Changes are afoot at King County Metro. Bus fares went up over the weekend by 25 cents. Bus drivers started accepting the county's new reduced fare cards, called ORCA Lift. And Metro's gone on a hiring spree as it gears up to fulfill Seattle's custom order, approved by voters last fall, for 10 percent more bus service.
Lou Ann Apostolopoulos takes the bus a lot. She doesn’t mind the fare increase that went into effect this weekend. "It’s cheaper than driving downtown and finding parking," Apostolopoulos said.
Some people don’t even seem to notice the cost of bus fare. Cameron Jamieson works for a tech firm downtown. "My ORCA pass is company provided. So it’s no big deal to me," Jamieson said.

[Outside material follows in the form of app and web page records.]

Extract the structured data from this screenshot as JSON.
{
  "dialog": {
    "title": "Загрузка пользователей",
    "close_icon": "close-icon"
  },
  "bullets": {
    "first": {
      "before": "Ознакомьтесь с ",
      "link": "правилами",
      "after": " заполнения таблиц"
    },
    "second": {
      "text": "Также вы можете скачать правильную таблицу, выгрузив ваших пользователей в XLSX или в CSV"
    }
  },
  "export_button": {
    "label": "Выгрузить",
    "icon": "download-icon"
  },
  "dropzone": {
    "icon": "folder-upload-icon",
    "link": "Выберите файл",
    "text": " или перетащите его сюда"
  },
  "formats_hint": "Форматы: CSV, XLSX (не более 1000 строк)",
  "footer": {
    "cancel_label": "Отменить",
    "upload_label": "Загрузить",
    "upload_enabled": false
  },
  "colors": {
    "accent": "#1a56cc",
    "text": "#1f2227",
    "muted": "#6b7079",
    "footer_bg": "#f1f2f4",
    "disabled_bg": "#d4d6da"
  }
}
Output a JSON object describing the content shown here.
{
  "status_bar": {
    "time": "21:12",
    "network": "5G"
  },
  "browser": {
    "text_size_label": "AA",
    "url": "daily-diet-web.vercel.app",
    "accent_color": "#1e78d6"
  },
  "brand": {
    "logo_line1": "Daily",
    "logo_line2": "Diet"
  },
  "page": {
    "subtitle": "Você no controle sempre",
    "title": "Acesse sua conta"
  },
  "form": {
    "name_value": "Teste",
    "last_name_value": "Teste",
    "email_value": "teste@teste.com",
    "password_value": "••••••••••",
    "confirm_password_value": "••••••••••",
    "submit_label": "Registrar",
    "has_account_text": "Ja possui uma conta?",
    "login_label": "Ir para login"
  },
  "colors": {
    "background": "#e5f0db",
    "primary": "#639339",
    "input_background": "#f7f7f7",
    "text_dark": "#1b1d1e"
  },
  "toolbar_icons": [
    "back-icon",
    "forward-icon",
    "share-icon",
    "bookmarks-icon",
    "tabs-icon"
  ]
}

But other people find the 25-cent increase more troubling. Brian Bozeman had to come downtown for a physical therapy appointment. "I mean it’s hard to make ends meet when everything is increasing," he said. "I’ve just got to cut out a whole lot of things. I’ve already cut out entertainment, like movies. Dating. My friend let me piggyback on his Wi-Fi."

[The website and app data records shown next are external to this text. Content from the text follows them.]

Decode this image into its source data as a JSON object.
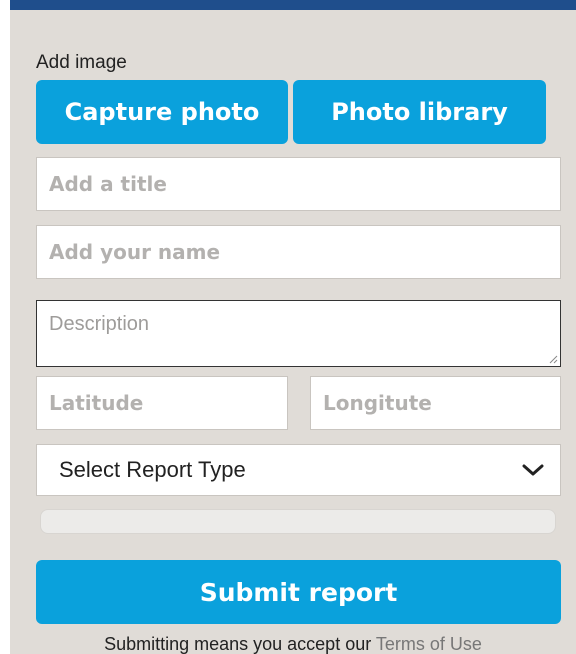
{
  "form": {
    "add_image_label": "Add image",
    "capture_button": "Capture photo",
    "library_button": "Photo library",
    "title_placeholder": "Add a title",
    "title_value": "",
    "name_placeholder": "Add your name",
    "name_value": "",
    "description_placeholder": "Description",
    "description_value": "",
    "latitude_placeholder": "Latitude",
    "latitude_value": "",
    "longitude_placeholder": "Longitute",
    "longitude_value": "",
    "report_type_selected": "Select Report Type",
    "upload_progress": 0,
    "submit_button": "Submit report",
    "footer_text": "Submitting means you accept our ",
    "terms_link": "Terms of Use"
  },
  "icons": {
    "report_type_toggle": "chevron-down-icon",
    "description_resize": "resize-grip-icon"
  },
  "colors": {
    "header_bar": "#1f4e8c",
    "accent": "#0aa1dc",
    "background": "#e0dcd7"
  }
}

Many people on low incomes will qualify for a reduced fare bus card called the ORCA Lift card. Bus drivers started accepting the card this weekend, as the higher rates went into effect.
Down at the Compass Center in Pioneer Square, social worker Pete Kurtz-Glovas has been pushing the ORCA Lift pass to homeless folks. He offers it to them when they come in to pick up their mail. He offers it to them when they come in to open up a bank account.

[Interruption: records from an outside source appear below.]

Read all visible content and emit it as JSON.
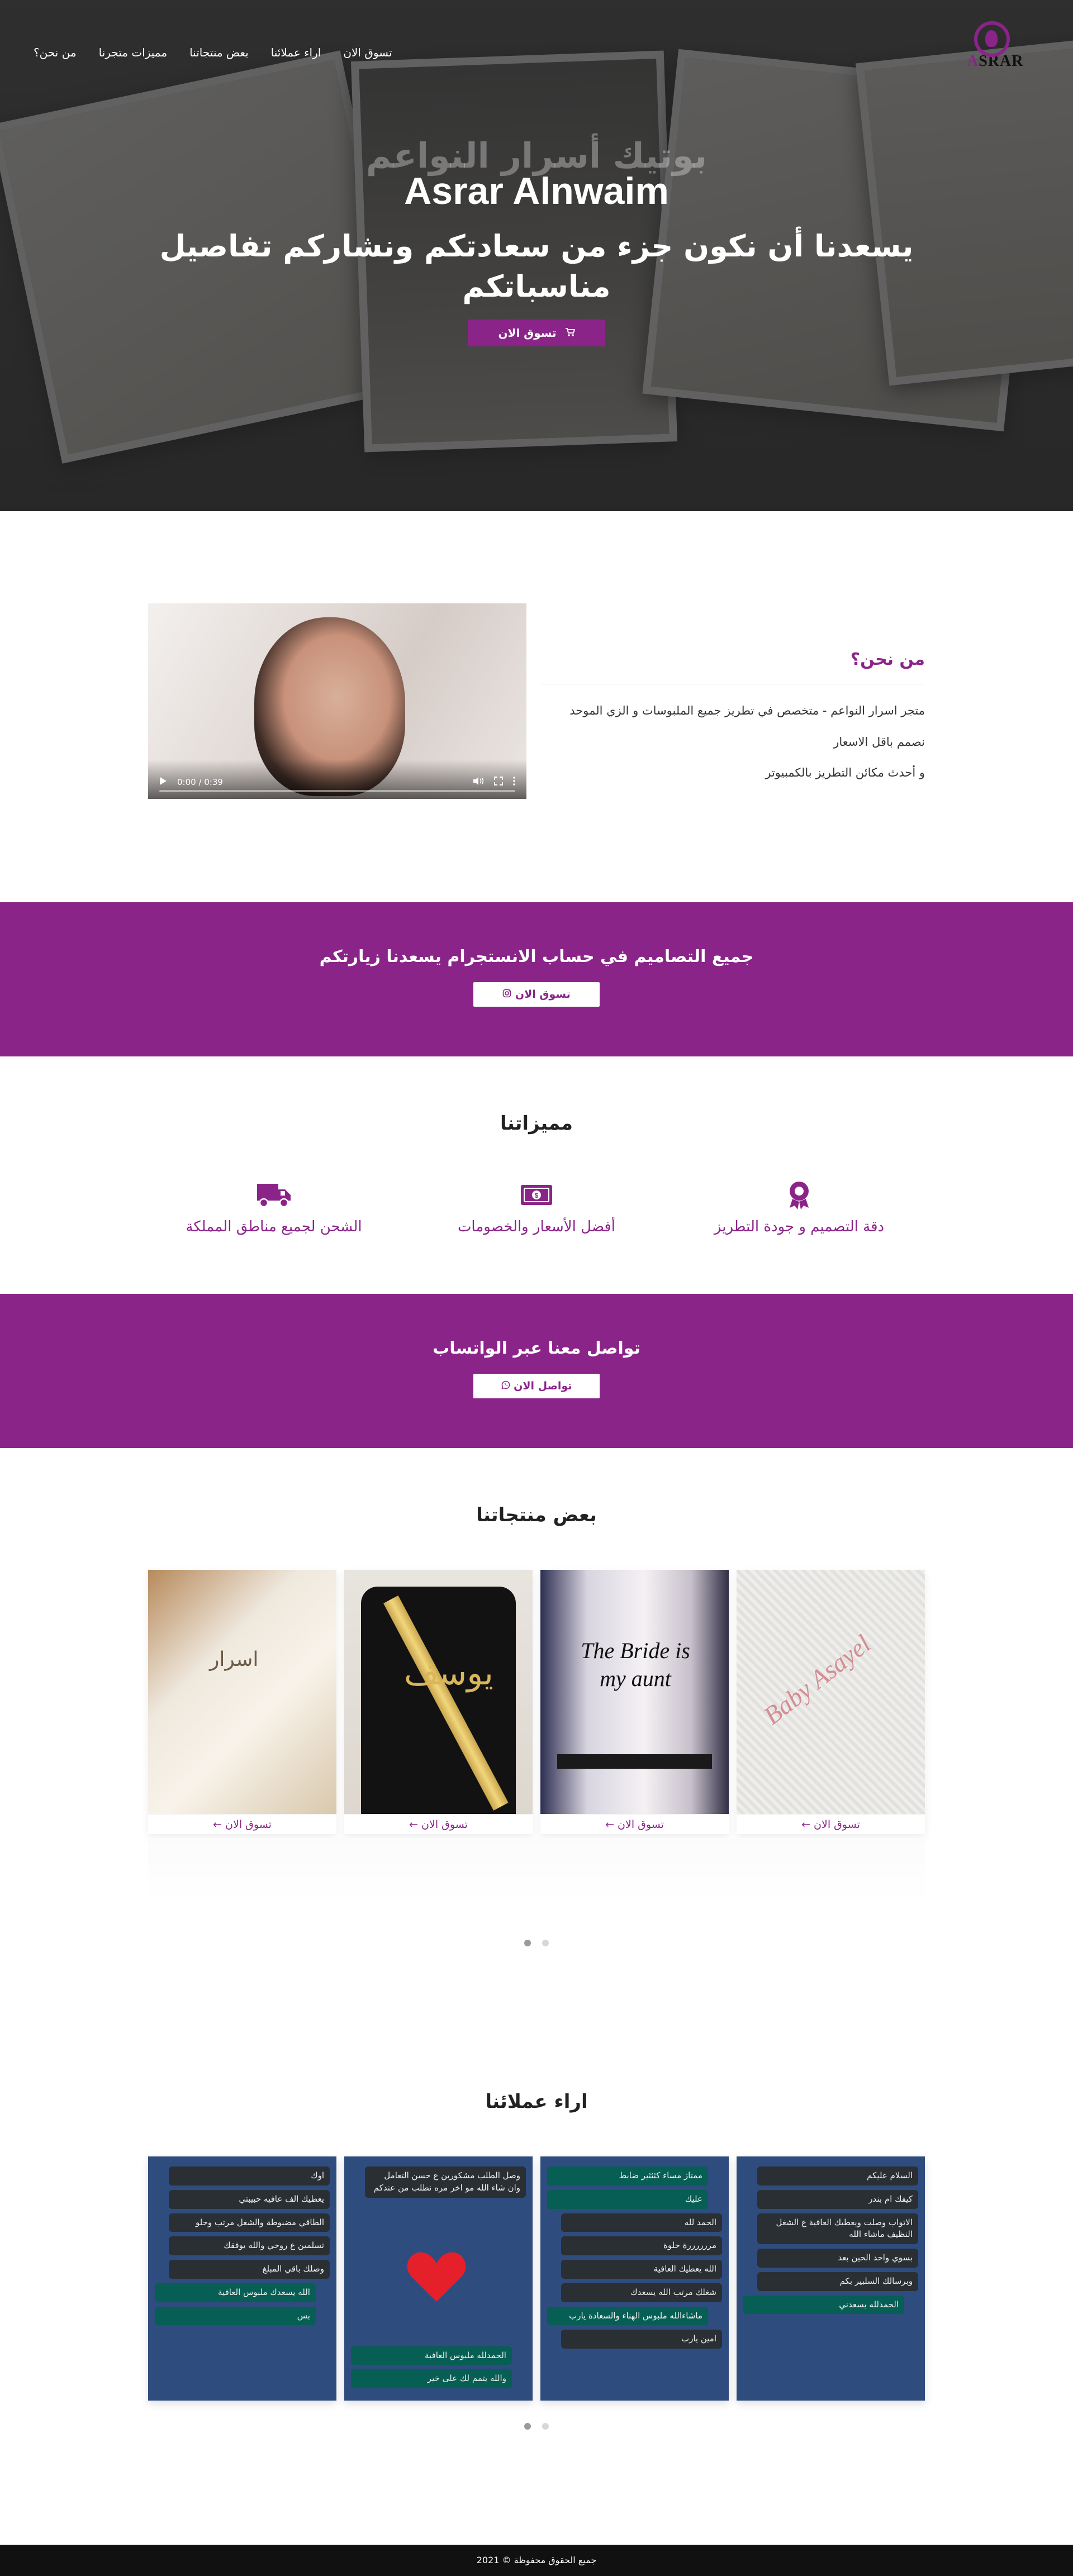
{
  "nav": {
    "items": [
      "من نحن؟",
      "مميزات متجرنا",
      "بعض منتجاتنا",
      "اراء عملائنا",
      "تسوق الان"
    ],
    "logo_text": "SRAR",
    "logo_letter": "A"
  },
  "hero": {
    "arabic_title": "بوتيك أسرار النواعم",
    "title": "Asrar Alnwaim",
    "tagline": "يسعدنا أن نكون جزء من سعادتكم ونشاركم تفاصيل مناسباتكم",
    "button_label": "تسوق الان",
    "button_icon": "cart-icon"
  },
  "about": {
    "heading": "من نحن؟",
    "paragraphs": [
      "متجر اسرار النواعم - متخصص في تطريز جميع الملبوسات و الزي الموحد",
      "نصمم باقل الاسعار",
      "و أحدث مكائن التطريز بالكمبيوتر"
    ],
    "video_time": "0:00 / 0:39"
  },
  "instagram_band": {
    "text": "جميع التصاميم في حساب الانستجرام يسعدنا زيارتكم",
    "button_label": "تسوق الان",
    "button_icon": "instagram-icon"
  },
  "features": {
    "title": "مميزاتنا",
    "items": [
      {
        "label": "دقة التصميم و جودة التطريز",
        "icon": "award-icon"
      },
      {
        "label": "أفضل الأسعار والخصومات",
        "icon": "money-icon"
      },
      {
        "label": "الشحن لجميع مناطق المملكة",
        "icon": "truck-icon"
      }
    ]
  },
  "whatsapp_band": {
    "text": "تواصل معنا عبر الواتساب",
    "button_label": "تواصل الان",
    "button_icon": "whatsapp-icon"
  },
  "products": {
    "title": "بعض منتجاتنا",
    "items": [
      {
        "cta": "تسوق الان",
        "image_text": "اسرار"
      },
      {
        "cta": "تسوق الان",
        "image_text": "يوسف"
      },
      {
        "cta": "تسوق الان",
        "image_text": "The Bride is my aunt"
      },
      {
        "cta": "تسوق الان",
        "image_text": "Baby Asayel"
      }
    ]
  },
  "reviews": {
    "title": "اراء عملائنا",
    "cards": [
      {
        "messages": [
          {
            "dir": "in",
            "text": "اوك"
          },
          {
            "dir": "in",
            "text": "يعطيك الف عافيه حبيبتي"
          },
          {
            "dir": "in",
            "text": "الطاقي مضبوطة والشغل مرتب وحلو"
          },
          {
            "dir": "in",
            "text": "تسلمين ع روحي والله يوفقك"
          },
          {
            "dir": "in",
            "text": "وصلك باقي المبلغ"
          },
          {
            "dir": "out",
            "text": "الله يسعدك ملبوس العافية"
          },
          {
            "dir": "out",
            "text": "بس"
          }
        ]
      },
      {
        "messages": [
          {
            "dir": "in",
            "text": "وصل الطلب مشكورين ع حسن التعامل وان شاء الله مو اخر مره نطلب من عندكم"
          },
          {
            "dir": "out",
            "text": "الحمدلله ملبوس العافية"
          },
          {
            "dir": "out",
            "text": "والله يتمم لك على خير"
          }
        ]
      },
      {
        "messages": [
          {
            "dir": "out",
            "text": "ممتاز مساء كثثثير ضابط"
          },
          {
            "dir": "out",
            "text": "عليك"
          },
          {
            "dir": "in",
            "text": "الحمد لله"
          },
          {
            "dir": "in",
            "text": "مررررررة حلوة"
          },
          {
            "dir": "in",
            "text": "الله يعطيك العافية"
          },
          {
            "dir": "in",
            "text": "شغلك مرتب الله يسعدك"
          },
          {
            "dir": "out",
            "text": "ماشاءالله ملبوس الهناء والسعادة يارب"
          },
          {
            "dir": "in",
            "text": "امين يارب"
          }
        ]
      },
      {
        "messages": [
          {
            "dir": "in",
            "text": "السلام عليكم"
          },
          {
            "dir": "in",
            "text": "كيفك ام بندر"
          },
          {
            "dir": "in",
            "text": "الاتواب وصلت ويعطيك العافية ع الشغل النظيف ماشاء الله"
          },
          {
            "dir": "in",
            "text": "بسوي واحد الحين بعد"
          },
          {
            "dir": "in",
            "text": "وبرسالك السلبير بكم"
          },
          {
            "dir": "out",
            "text": "الحمدلله يسعدني"
          }
        ]
      }
    ]
  },
  "footer": {
    "text": "جميع الحقوق محفوظة © 2021"
  },
  "colors": {
    "brand": "#8b2489",
    "footer_bg": "#111111",
    "review_bg": "#2f4c7e"
  }
}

"We’ve been talking to our clients about it and letting them know about ways that they can kind of mitigate their costs," Kurtz-Glovas said, "and the ORCA lift card has been one of the main things since so many of our clients qualify."
But so far, not many visitors to the Compass Center have signed up for the card, even though the organization estimates the program would help over 1,200 of its clients. But that number of takers should increase this week as more people find themselves paying the higher fares.
At the same time as the new fares are going into effect, King County Metro is hiring 240 new bus drivers. They’ll increase bus service by about 10 percent in Seattle. The new drivers start hitting the road this summer.
Kevin Desmond runs King County Metro. "We had to really ramp up our hiring practices," he said. "So every single day, five days a week, there are people coming down here, filling out applications. So it’s quite a challenge for us to hire all those folks, get them trained."
Some of those drivers will relieve overcrowded bus routes starting in June. The remaining drivers will start in September. That’s thanks to Seattle voters, who decided last fall to tax themselves to pay for more bus service.